[Entries from a dataset of interfaces]
******************************

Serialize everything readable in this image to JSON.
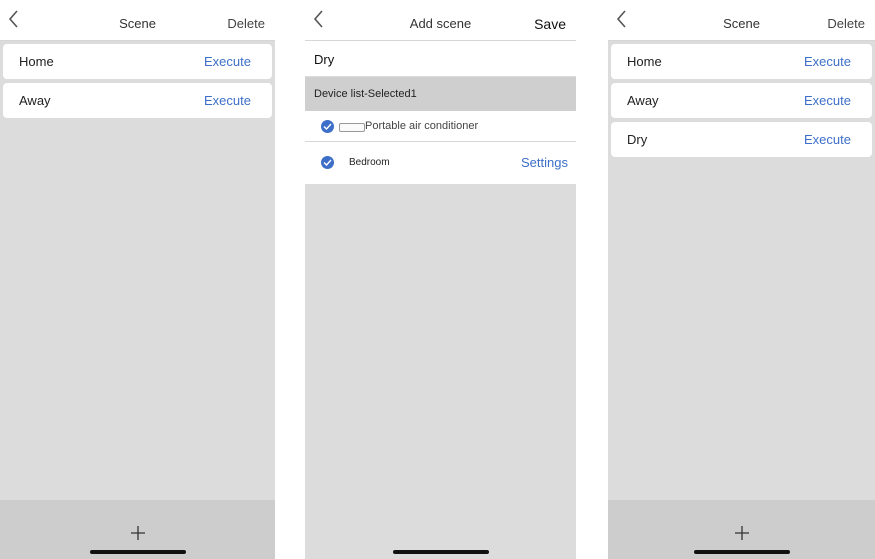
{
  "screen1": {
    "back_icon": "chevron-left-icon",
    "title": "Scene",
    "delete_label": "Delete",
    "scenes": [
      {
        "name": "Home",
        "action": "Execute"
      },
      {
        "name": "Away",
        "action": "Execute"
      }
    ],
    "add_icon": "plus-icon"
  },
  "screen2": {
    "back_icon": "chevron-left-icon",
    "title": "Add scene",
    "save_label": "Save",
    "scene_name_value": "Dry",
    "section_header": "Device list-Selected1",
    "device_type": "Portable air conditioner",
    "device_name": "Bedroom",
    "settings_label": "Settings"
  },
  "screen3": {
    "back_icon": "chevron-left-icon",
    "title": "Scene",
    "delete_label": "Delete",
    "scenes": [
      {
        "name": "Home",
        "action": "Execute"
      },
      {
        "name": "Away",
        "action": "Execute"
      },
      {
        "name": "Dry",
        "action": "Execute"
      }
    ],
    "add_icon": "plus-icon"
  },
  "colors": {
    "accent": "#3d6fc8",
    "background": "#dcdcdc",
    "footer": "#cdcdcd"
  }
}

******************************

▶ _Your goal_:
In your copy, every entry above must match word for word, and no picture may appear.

▶ _Solution below_:
Serialize everything readable in this image to JSON.
{
  "screen1": {
    "back_icon": "chevron-left-icon",
    "title": "Scene",
    "delete_label": "Delete",
    "scenes": [
      {
        "name": "Home",
        "action": "Execute"
      },
      {
        "name": "Away",
        "action": "Execute"
      }
    ],
    "add_icon": "plus-icon"
  },
  "screen2": {
    "back_icon": "chevron-left-icon",
    "title": "Add scene",
    "save_label": "Save",
    "scene_name_value": "Dry",
    "section_header": "Device list-Selected1",
    "device_type": "Portable air conditioner",
    "device_name": "Bedroom",
    "settings_label": "Settings"
  },
  "screen3": {
    "back_icon": "chevron-left-icon",
    "title": "Scene",
    "delete_label": "Delete",
    "scenes": [
      {
        "name": "Home",
        "action": "Execute"
      },
      {
        "name": "Away",
        "action": "Execute"
      },
      {
        "name": "Dry",
        "action": "Execute"
      }
    ],
    "add_icon": "plus-icon"
  },
  "colors": {
    "accent": "#3d6fc8",
    "background": "#dcdcdc",
    "footer": "#cdcdcd"
  }
}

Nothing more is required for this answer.